Understanding the Importance of Corporate Guarantee in the UAE
In the UAE, effective risk management is critical for corporate and investment banking businesses. This is particularly true due to the prevalence of “name lending,” where the strength of the proprietors’ names is prioritized over the asset quality and creditworthiness of a business. Unfortunately, poor banking practices and inadequate legal documentation can undermine credit analyses and compromise the guarantee and security support provided.
Exploring the Implications of Corporate Guarantee
Many businesses opt for corporate guarantee agreements to secure funds or capital. The implications of such agreements are far-reaching, requiring careful examination of the facts unique to each case. To shed light on this subject, we’ll provide an overview of the laws governing corporate guarantees in the UAE.
Contractual Undertaking: Ensuring Clarity and Defined Obligations
A corporate guarantee agreement should leave no room for ambiguity regarding the rights and responsibilities of the principal debtor and guarantor under UAE law.
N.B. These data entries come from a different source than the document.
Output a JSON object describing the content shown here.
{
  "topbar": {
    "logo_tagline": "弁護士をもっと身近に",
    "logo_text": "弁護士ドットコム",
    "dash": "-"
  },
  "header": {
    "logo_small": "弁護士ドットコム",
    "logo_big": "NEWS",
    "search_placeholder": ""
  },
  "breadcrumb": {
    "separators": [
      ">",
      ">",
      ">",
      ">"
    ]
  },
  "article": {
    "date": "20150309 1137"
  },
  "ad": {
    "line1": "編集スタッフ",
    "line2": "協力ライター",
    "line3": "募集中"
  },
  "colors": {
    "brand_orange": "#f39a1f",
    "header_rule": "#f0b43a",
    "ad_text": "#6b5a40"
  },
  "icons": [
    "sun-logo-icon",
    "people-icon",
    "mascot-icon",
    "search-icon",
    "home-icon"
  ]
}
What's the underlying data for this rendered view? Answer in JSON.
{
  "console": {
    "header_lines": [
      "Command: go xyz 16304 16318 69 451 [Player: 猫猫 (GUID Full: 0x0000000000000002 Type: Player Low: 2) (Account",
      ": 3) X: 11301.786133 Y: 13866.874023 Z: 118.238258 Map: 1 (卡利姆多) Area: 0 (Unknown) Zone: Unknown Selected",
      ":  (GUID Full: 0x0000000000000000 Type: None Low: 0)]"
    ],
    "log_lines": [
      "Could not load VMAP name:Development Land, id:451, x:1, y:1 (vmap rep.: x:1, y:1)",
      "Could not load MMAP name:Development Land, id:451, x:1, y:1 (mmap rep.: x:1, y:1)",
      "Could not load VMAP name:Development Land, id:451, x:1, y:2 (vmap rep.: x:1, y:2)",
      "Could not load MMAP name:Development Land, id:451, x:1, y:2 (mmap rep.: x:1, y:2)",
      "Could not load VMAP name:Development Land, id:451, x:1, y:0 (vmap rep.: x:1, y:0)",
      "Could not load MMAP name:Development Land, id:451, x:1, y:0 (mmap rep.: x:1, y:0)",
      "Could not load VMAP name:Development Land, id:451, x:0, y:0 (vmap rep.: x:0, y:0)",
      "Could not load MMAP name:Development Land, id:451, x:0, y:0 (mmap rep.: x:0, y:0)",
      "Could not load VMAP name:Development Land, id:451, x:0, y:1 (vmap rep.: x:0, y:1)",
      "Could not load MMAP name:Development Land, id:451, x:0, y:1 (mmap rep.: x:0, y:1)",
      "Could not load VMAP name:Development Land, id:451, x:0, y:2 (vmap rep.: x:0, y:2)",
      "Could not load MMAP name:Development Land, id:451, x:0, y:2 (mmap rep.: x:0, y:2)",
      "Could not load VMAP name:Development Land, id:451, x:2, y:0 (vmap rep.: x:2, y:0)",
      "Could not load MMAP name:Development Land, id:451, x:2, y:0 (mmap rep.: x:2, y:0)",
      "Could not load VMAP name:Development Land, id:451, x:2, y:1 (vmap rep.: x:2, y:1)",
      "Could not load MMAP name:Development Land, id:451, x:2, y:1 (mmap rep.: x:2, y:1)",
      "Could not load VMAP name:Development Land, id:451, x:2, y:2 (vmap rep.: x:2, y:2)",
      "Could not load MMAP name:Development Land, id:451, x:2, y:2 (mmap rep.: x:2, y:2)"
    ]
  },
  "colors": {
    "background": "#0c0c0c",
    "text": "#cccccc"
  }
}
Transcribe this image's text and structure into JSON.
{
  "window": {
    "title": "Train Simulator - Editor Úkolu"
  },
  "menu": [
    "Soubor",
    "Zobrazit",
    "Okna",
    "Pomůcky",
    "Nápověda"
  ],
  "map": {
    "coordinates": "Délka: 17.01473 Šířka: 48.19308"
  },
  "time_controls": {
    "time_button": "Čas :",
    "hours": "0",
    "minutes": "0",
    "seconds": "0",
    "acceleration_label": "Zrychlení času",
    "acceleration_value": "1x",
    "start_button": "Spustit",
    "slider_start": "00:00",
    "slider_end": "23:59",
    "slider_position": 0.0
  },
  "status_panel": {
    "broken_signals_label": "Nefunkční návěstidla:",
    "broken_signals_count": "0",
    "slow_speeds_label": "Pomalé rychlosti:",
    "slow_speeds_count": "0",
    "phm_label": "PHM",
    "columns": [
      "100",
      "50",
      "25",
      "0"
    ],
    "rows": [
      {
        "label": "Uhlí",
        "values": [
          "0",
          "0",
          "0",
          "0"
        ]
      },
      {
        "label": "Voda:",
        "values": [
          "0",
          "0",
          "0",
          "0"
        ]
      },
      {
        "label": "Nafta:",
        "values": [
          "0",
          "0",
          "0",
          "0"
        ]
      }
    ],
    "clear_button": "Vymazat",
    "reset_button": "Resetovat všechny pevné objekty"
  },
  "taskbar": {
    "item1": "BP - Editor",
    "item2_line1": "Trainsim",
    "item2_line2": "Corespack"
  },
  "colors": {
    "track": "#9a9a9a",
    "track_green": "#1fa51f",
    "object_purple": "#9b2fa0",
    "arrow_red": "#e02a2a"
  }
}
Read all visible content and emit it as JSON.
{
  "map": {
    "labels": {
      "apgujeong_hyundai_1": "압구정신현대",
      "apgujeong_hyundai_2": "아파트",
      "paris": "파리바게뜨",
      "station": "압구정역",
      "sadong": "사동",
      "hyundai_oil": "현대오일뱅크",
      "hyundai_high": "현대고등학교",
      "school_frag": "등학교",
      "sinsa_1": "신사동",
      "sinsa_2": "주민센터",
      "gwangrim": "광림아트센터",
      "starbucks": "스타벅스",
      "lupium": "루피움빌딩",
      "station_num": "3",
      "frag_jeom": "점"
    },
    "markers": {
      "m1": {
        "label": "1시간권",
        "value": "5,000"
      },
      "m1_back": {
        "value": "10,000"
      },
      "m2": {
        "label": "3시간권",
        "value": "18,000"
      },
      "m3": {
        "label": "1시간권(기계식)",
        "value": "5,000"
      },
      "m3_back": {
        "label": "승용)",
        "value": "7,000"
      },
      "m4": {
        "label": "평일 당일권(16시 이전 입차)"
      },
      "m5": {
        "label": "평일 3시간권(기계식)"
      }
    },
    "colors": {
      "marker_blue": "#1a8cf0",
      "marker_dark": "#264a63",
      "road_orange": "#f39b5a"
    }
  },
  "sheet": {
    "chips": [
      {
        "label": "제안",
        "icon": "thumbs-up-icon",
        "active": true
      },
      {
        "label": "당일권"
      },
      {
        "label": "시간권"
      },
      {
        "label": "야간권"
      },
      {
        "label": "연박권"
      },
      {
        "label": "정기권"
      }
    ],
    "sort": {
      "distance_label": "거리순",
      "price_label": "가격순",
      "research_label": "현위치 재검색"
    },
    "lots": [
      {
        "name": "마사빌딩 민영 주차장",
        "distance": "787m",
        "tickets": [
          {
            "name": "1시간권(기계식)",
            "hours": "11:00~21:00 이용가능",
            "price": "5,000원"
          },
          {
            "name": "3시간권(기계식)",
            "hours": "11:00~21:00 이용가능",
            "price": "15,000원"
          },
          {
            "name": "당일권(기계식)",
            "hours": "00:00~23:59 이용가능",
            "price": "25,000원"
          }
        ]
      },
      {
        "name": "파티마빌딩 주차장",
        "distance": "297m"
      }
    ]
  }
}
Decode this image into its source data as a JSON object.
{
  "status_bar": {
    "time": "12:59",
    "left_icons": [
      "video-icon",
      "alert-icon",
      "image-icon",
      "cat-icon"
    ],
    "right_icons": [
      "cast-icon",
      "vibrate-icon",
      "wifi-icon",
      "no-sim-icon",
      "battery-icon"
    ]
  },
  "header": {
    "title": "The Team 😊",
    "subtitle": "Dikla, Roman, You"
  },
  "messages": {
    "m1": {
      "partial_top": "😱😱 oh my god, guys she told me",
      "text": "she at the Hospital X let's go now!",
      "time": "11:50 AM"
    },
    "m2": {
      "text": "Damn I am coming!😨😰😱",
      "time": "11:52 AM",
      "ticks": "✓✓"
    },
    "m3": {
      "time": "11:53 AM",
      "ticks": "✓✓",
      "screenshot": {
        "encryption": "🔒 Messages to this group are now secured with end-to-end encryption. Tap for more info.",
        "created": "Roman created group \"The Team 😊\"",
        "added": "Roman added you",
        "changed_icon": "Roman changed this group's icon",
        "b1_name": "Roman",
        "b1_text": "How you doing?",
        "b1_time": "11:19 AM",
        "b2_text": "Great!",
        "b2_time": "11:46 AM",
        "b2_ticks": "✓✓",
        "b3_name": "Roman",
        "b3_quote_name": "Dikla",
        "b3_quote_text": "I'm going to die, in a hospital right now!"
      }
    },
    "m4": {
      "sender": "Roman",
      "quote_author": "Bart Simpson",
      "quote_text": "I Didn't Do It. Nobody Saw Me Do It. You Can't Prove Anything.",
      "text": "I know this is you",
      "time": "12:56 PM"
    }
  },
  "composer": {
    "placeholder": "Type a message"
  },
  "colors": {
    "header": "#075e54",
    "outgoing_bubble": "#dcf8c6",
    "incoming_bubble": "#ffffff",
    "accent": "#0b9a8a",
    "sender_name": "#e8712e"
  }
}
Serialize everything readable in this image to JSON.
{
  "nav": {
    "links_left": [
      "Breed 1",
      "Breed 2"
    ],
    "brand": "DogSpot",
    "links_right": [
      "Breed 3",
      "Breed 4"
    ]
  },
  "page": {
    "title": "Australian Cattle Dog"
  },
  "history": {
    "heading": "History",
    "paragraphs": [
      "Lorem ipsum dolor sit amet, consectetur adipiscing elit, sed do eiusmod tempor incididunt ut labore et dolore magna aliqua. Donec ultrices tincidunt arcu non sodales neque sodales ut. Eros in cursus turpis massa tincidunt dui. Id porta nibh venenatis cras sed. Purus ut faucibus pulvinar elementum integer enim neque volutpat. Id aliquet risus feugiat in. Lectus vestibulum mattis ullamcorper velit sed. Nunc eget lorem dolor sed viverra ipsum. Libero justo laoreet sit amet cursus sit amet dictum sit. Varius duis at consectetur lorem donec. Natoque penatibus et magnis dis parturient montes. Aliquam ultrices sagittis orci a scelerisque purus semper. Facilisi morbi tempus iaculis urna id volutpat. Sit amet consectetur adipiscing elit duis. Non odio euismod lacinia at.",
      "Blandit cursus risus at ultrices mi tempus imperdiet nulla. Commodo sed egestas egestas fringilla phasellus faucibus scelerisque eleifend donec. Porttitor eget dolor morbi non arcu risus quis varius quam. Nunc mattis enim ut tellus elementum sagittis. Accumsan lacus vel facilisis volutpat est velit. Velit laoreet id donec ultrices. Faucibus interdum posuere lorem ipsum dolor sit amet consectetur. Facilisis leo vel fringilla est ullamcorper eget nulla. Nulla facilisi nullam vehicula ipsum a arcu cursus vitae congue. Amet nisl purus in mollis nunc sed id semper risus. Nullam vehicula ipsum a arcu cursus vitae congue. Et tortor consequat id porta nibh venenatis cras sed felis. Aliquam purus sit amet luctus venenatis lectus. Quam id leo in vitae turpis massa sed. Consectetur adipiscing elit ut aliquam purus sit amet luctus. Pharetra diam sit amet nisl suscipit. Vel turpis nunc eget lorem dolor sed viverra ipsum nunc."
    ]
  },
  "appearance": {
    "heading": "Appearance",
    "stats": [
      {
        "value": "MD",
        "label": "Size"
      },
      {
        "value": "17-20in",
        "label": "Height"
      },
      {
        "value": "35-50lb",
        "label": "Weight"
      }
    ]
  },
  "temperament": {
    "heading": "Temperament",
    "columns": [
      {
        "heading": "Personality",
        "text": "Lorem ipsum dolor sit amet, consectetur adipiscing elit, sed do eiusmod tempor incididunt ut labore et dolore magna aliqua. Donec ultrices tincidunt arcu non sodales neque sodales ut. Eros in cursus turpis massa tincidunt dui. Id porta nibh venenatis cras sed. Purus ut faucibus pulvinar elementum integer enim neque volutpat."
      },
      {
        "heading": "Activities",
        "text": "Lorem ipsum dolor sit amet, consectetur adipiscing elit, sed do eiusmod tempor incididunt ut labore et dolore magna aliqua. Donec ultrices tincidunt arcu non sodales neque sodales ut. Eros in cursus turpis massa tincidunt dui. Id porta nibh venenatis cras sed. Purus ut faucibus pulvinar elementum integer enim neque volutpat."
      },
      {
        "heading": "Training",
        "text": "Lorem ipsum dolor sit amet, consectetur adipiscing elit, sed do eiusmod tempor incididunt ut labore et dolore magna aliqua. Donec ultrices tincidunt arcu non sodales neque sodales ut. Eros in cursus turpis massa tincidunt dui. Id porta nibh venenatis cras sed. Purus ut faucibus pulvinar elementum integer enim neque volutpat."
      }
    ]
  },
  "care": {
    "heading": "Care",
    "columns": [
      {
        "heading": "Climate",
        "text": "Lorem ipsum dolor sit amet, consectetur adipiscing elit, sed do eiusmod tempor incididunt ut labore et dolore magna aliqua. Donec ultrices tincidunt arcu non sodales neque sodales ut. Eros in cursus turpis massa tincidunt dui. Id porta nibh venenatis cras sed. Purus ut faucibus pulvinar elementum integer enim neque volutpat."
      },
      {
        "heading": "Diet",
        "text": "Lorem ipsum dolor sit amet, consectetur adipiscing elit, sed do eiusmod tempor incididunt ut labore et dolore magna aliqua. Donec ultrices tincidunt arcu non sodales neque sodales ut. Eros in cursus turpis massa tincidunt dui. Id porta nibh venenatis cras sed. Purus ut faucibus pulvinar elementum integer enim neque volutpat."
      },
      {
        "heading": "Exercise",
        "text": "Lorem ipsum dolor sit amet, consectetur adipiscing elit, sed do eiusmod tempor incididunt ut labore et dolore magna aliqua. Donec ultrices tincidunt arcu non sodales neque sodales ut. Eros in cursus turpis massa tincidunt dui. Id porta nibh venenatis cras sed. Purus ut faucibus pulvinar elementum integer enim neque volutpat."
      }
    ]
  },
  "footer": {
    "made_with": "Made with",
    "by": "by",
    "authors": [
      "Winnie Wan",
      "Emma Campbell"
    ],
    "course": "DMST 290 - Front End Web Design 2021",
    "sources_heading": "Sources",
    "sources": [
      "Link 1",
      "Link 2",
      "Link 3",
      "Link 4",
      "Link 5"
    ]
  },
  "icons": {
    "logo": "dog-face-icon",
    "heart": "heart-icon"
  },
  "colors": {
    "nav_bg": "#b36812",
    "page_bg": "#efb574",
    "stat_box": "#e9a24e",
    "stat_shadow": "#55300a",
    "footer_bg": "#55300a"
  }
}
Pursuant to Article 1078 of Law No. 5 of the Civil Procedure Code, banks can make claims against both parties involved in the guarantee agreement if one defaults on their payment. This provision encourages banks to rely on corporate guarantees, making debts recoverable from either the principal debtor or the corporate guarantor.
In the UAE, guarantees are strictly limited to suretyship, with an enforceability period. Typically, banks in the UAE acquire undated guarantee cheques from guarantors to ensure full coverage of their risk. Insufficient funds leading to bounced cheques can result in criminal proceedings against the signer, a relatively straightforward legal pursuit.
To ensure the effectiveness of a guarantee agreement, proper execution and dating are crucial. The agreement should explicitly state the execution period, length, and any conditions triggering its expiry.
Differentiating Commercial Guarantee and Court Precedents
The UAE courts’ interpretations of “commercial guarantee” versus “civil guarantee” under Article 1092 are not consistently defined. While some previous Dubai court precedents deemed a guarantee commercial only if provided for consideration or connected to the guarantor’s trade, recent rulings have taken a more flexible approach. Courts now consider a guarantee commercial if the guaranteed debt is commercial or if the guarantor is a trader deriving a benefit from providing the guarantee. In most reported cases, the nature of the guaranteed debt determines whether it is legally classified as civil or commercial.
It should be noted that parties can contract out of the provisions in Article 1092 if deemed necessary, as it is not a matter of public order and thus not mandatory.
Unraveling Debt Originating from a Guarantee and Termination
Debts mature upon their due dates. However, conflicting judgments have caused confusion regarding the effects and implications of Article 1092 of the Code of Civil Transactions (Civil Code).
Article 1099 of the Law sheds light on guarantee expiration, outlining various scenarios:
- Payment of the debt.
- Deterioration of the real property held by the guaranteed party due to force majeure before a claim is made.
- Termination of the contract that binds the guaranteed party.
- Discharge of liability for the guarantor or debtor.
- Death of the guaranteed party.
Termination can also occur as per Article 1101:
“If the guarantor or debtor reaches an agreement with the creditor to settle the debt, they shall be acquitted from the remaining amount. If the agreement concerns only the guarantor, the creditor can choose to pursue the remaining debt from the principal or release the guarantor and claim the full debt from the principal.”
This means that if an agreement is reached between the guarantor, debtor, and creditor to settle a part of the debt, the remaining debt will be automatically waived. However, this should be explicitly stated in the agreement. If the agreement specifies that the guarantor will not be liable, termination will kick in. The creditor can then choose to claim the remaining debt, whether in part or in full, from the original debtor.
Ensuring Enforceability and Understanding the Conclusion
In summary, UAE laws allow for the enforcement of corporate guarantees in court. While discrepancies may arise in their enforcement, the overarching idea remains clear. A well-defined guarantee agreement, outlining the respective rights and obligations of the guarantor, principal debtor, and beneficiary, remains valid and enforceable. Lending institutions often opt to secure security cheques from guarantors or debtors. If these cheques bounce due to insufficient funds, the lending institution can pursue criminal proceedings against the authorized signatory in the guarantor’s company to recover the outstanding amount. Lending institutions must also be mindful of debt maturity, claiming any amounts owed within six months, as stipulated in Article 1092 of the Law.
For more information on corporate guarantees and other legal matters, visit Garrity Traina.